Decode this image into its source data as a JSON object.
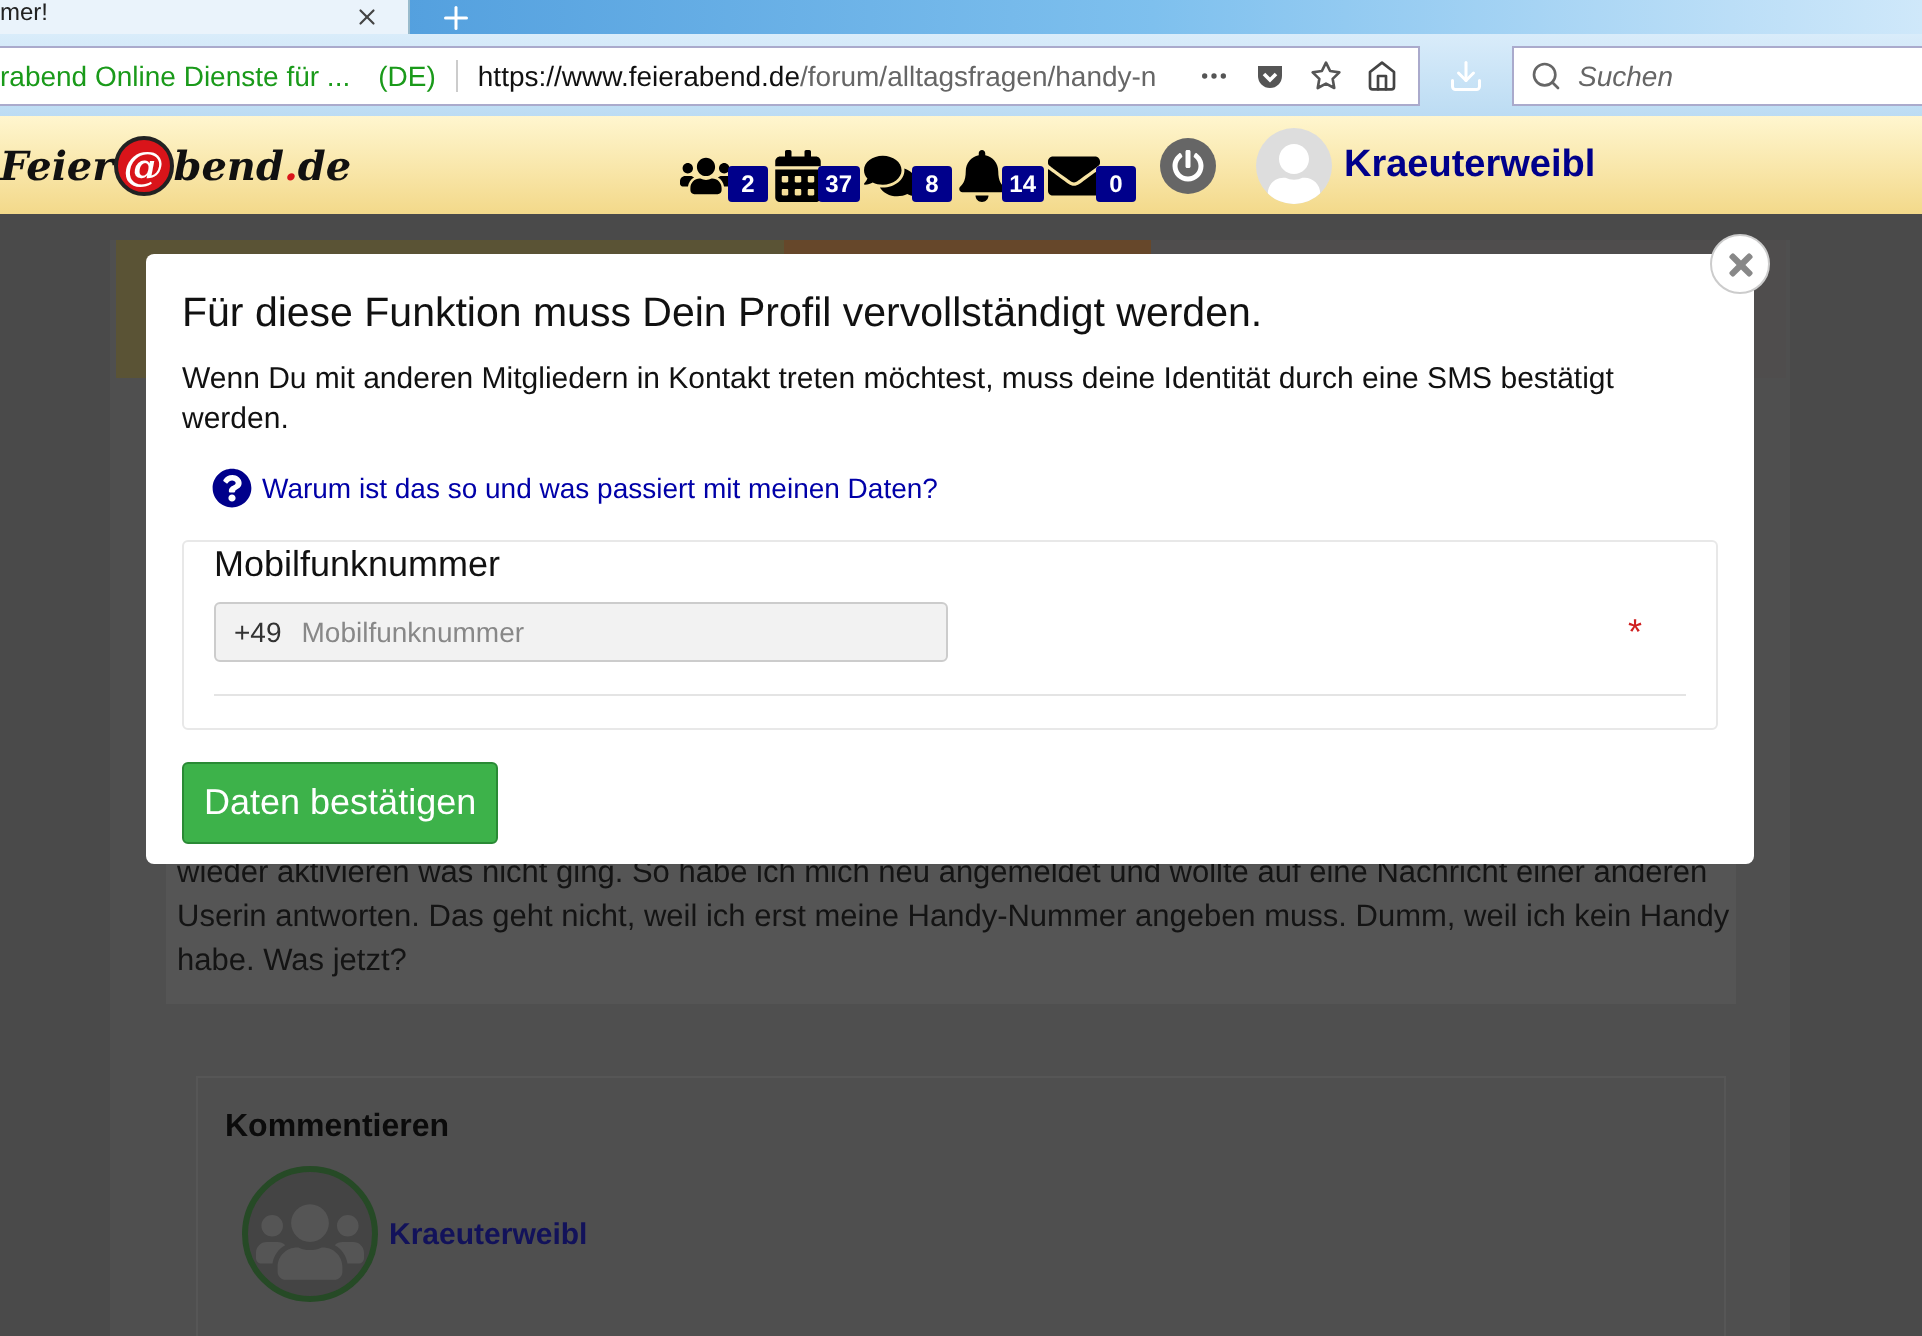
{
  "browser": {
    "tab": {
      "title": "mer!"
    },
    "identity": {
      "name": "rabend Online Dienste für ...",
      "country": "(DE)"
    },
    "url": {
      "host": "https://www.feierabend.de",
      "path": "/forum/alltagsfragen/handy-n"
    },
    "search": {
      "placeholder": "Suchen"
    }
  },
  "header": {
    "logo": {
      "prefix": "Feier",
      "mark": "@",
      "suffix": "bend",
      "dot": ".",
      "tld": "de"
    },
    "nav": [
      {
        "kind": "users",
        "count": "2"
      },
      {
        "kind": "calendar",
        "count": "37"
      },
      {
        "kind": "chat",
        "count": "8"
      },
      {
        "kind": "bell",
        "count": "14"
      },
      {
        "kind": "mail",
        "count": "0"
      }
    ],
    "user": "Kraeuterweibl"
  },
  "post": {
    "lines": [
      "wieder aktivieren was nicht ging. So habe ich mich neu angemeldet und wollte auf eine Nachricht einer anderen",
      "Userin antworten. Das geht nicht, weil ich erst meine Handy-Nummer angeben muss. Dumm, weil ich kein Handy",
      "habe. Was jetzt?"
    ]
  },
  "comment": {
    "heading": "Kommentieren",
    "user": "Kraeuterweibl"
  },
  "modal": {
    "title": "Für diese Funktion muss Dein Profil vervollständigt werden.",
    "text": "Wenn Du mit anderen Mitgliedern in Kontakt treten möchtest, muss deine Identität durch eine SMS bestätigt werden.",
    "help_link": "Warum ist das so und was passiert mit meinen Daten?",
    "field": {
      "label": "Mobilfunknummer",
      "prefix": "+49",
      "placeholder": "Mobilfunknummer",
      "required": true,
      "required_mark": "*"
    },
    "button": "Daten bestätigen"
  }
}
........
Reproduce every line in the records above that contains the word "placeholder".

▶ _Your solution_:
      "placeholder": "Suchen"
      "placeholder": "Mobilfunknummer",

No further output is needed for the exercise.